“How do you do, Gail,” I replied politely. “I’m V.I. Warshawski.”
“Veeyai!” she exclaimed. “What an unusual name. Is it African?”
“No,” I answered gravely, “it’s Italian.” Driving off, I could see her in the rearview mirror, scrambling up the front steps of her apartment. She made me feel incredibly old. Even at twenty I had never possessed that naive, bouncing friendliness; and now it made me feel cynical and remote. In fact, I felt a bit ashamed of deceiving her.
Lake Shore Drive, long one, large pothole, was being dug up and repaired. Only two northbound lanes were open and the traffic was backed up for miles. I decided to cut off onto the Stevenson Expressway going west, and then back north on the Kennedy, which went up the industrial North Side toward the airport. The rush-hour traffic was exacerbated by the load of people trying to get out of town on a stifling Friday night. It took me over an hour to fight my way to the Belmont exit, and then fifteen blocks east to my apartment. By the time I got there, all I could think of was a tall, cool drink and a long, soothing shower.
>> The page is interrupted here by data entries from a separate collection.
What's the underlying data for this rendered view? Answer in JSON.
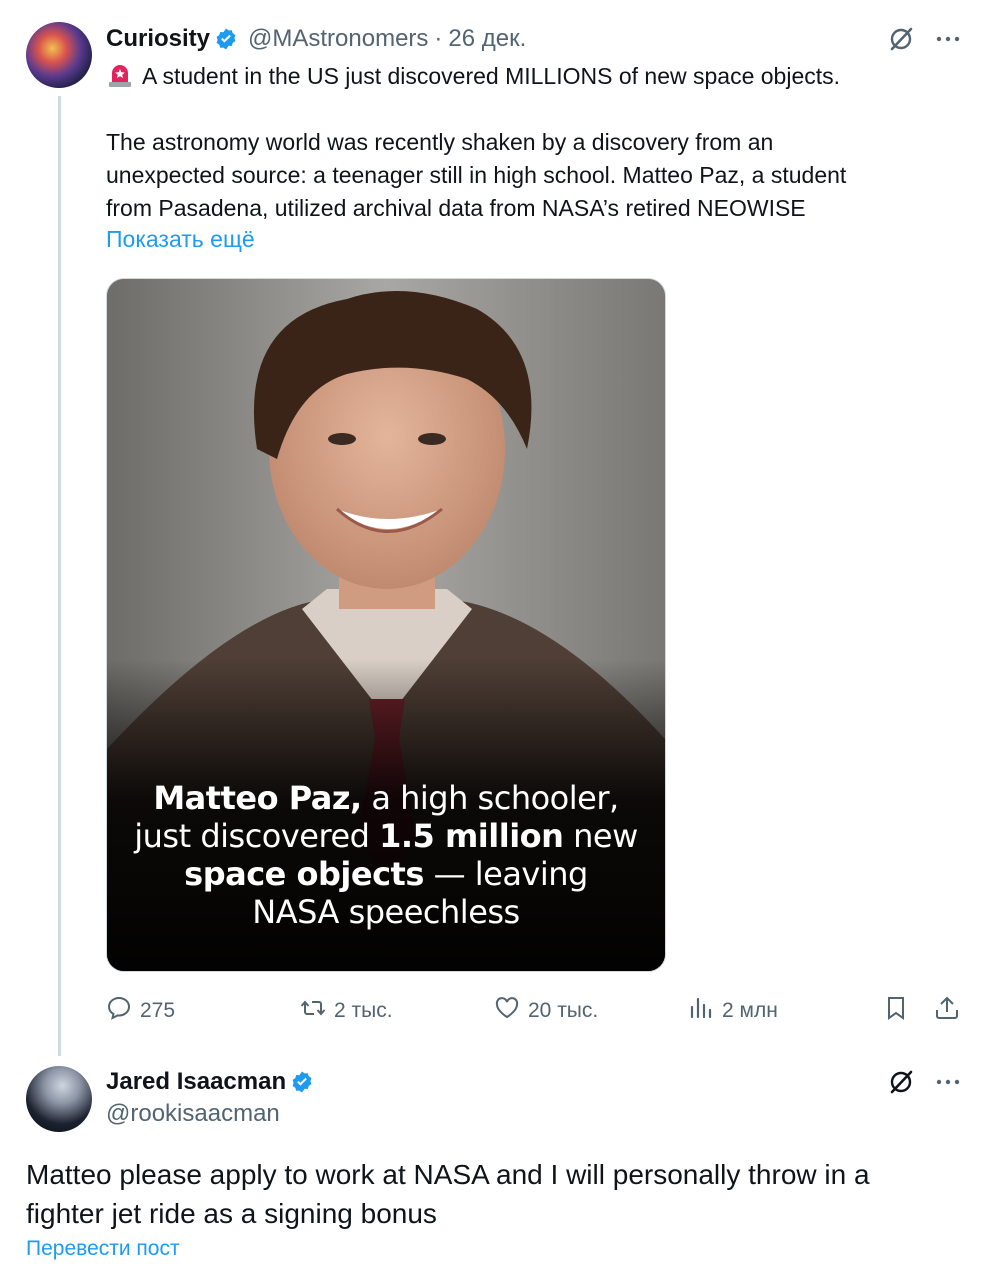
{
  "tweet": {
    "author_name": "Curiosity",
    "handle": "@MAstronomers",
    "separator": "·",
    "date": "26 дек.",
    "headline": "A student in the US just discovered MILLIONS of new space objects.",
    "body_lines": [
      "The astronomy world was recently shaken by a discovery from an",
      "unexpected source: a teenager still in high school. Matteo Paz, a student",
      "from Pasadena, utilized archival data from NASA’s retired NEOWISE"
    ],
    "show_more": "Показать ещё",
    "image_caption": {
      "line1_bold": "Matteo Paz,",
      "line1_rest": " a high schooler,",
      "line2_pre": "just discovered ",
      "line2_bold": "1.5 million",
      "line2_rest": " new",
      "line3_bold": "space objects",
      "line3_rest": " — leaving",
      "line4": "NASA speechless"
    },
    "stats": {
      "replies": "275",
      "reposts": "2 тыс.",
      "likes": "20 тыс.",
      "views": "2 млн"
    }
  },
  "reply": {
    "author_name": "Jared Isaacman",
    "handle": "@rookisaacman",
    "text_lines": [
      "Matteo please apply to work at NASA and I will personally throw in a",
      "fighter jet ride as a signing bonus"
    ],
    "translate": "Перевести пост"
  },
  "colors": {
    "accent": "#1d9bf0",
    "secondary_text": "#536471",
    "verified": "#1d9bf0",
    "alert": "#e0245e"
  }
}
I hadn’t noticed anyone coming up the stairs behind me, and was turning my key in the lock when I felt an arm on my shoulder. I’d been mugged once before in this hallway. Whirling reflexively, I snapped my knee and kicked in one motion, delivering directly onto my assailant’s exposed shinbone. He grunted and backed off but came back with a solid punch
aimed at my face. I ducked and took it on the left shoulder. A lot of the zip was gone, but it shook me a little and I drew away.
He was a short, stocky man, wearing an ill-fitting plaid jacket. He was panting a little, which pleased me: it meant he was out of shape, and a woman has better odds against an out-of-shape man. I waited for him to move or run away. Instead he drew a gun. I stood still.
“If this is a holdup, I only have thirteen dollars in my purse. Not worth killing for.”
“I’m not interested in your money. I want you to come with me.”
“Come with you where?” I asked.
“you’ll find out when we get there.” He waved the gun at me and pointed down the stairs with his other arm.
“Beats me why well-paid hoods always dress so sloppily,” I commented. “Your jacket doesn’t fit, your shirt’s untucked—you look like a mess. Now if you were a policeman, I could understand it; they—”
He cut me off with an enraged bellow. “I don’t need a goddamn broad to tell me how to dress!” He seized my arm with unnecessary force and started to hustle me down the stairs. He was holding me too close, though. I was able to turn slightly and bring my hand up with a short, strong chop under his gun wrist. He let go of me but didn’t drop the gun. I followed through with a half-turn that brought my right elbow under his armpit and made a wedge of my right fist
and forearm. I drove it into his ribs with my left hand, palm open, and heard a satisfying
that told me I’d hit home between the fifth and sixth ribs and separated them. He yelled in pain and dropped the gun. I reached for it, but he had enough sense to step on my hand. I butted him in the stomach with my head and he let go, but I was off balance and sat down hard. Someone was clattering up the stairs behind me and I only had time to swing my foot and kick the gun away before turning to see who it was.